Outside their dismal display of hoops, Backstrom and Ovechkin had solid nights.
Backstrom tallied a hat trick and four points overall, the capper coming 31 seconds into overtime (photo above) to even the best-of-seven series at 1-1 as it shifts to Montreal on Monday. Ovechkin, who was held without a shot let alone a point in Game 1, had a goal and three assists to set a new career mark for postseason points in a game.
Ovechkin even set a new career best for hits in a postseason game with eight, two coming on his first shift of the game.
"Strategy? To destroy people?" Ovechkin said. "No. My job is to score goals."
That's to be expected after winning the last two NHL MVPs, but the Caps also received a major boost from a couple rookies.
Defenseman John Carlson, who has a penchant for dramatic goals, sent the game into overtime with a slap shot that beat Habs goalie Jaroslav Halak.
"I wasn't surprised to be in there," said Carlson, who scored the game-winner in Team USA's overtime victory over Canada in the world junior hockey championship in January. "I was surprised to have the puck on my stick in the slot there. It was pretty cool."
It was Carlson's first career postseason goal -- and the first of many, according to Boudreau.

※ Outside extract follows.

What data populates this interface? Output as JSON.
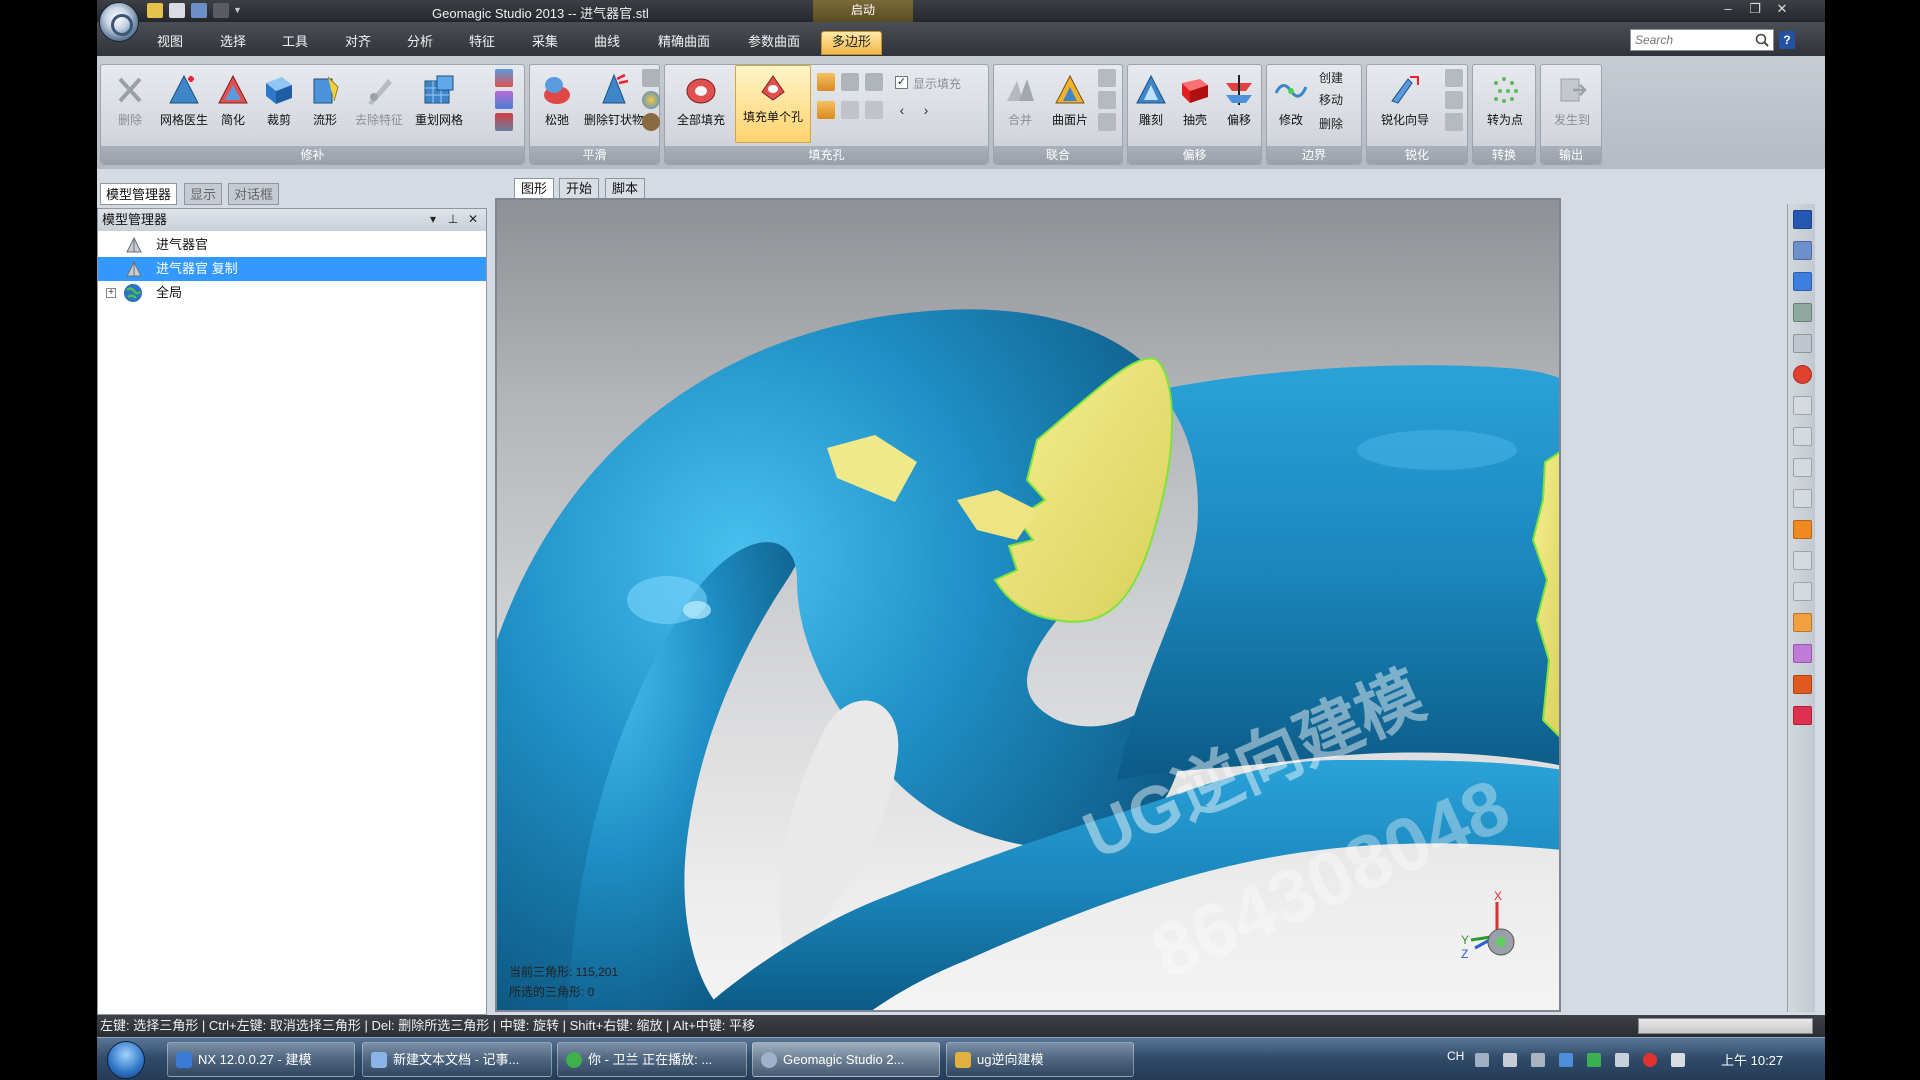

"There's just something about him. I mean glory follows him," Boudreau said. "Some guys get that. I've said it before. They come up in the ninth inning with the bases loaded and they're the ones that do the damage. I think John Carlson in his career is going to be like that."
Carlson was supposed to be on the ice in Game 2, not another rookie that was called upon in the first period after starting Washington goalie Jose Theodore allowed goals on the first two shots.
In came Semyon Varlamov, who was tapped to replace Theodore early in last season's playoff run. Varlamov's true rookie campaign this season was hampered by injury and he missed 30 games as Theodore entered the playoffs as the team's clear No. 1.
"I don't know in the real world if Theo had a chance at either one (of the goals)," Boudreau said. "I do know that we had expended an awful lot of energy in the first eight minutes of the game and we were down. I thought it would be, A) a lift for the crowd and, B) a lift for the bench."
"Of course, I was surprised," said Varlamov, who started Game 2 of last season's opening-round series against the New York Rangers and remained in net before the Caps were dispatched in seven games by Pittsburgh a round later. "It's not often you see a goalie pulled after two goals. But obviously, I wasn't going to argue with it. I was told to go play, so I played."
Boudreau said he hasn't made a decision who will start in net in Game 3.
"Bruce decided to change and it was obviously the right choice because we won the game," Theodore said. "In the playoffs, it's all about winning or losing. Tomorrow is a new day."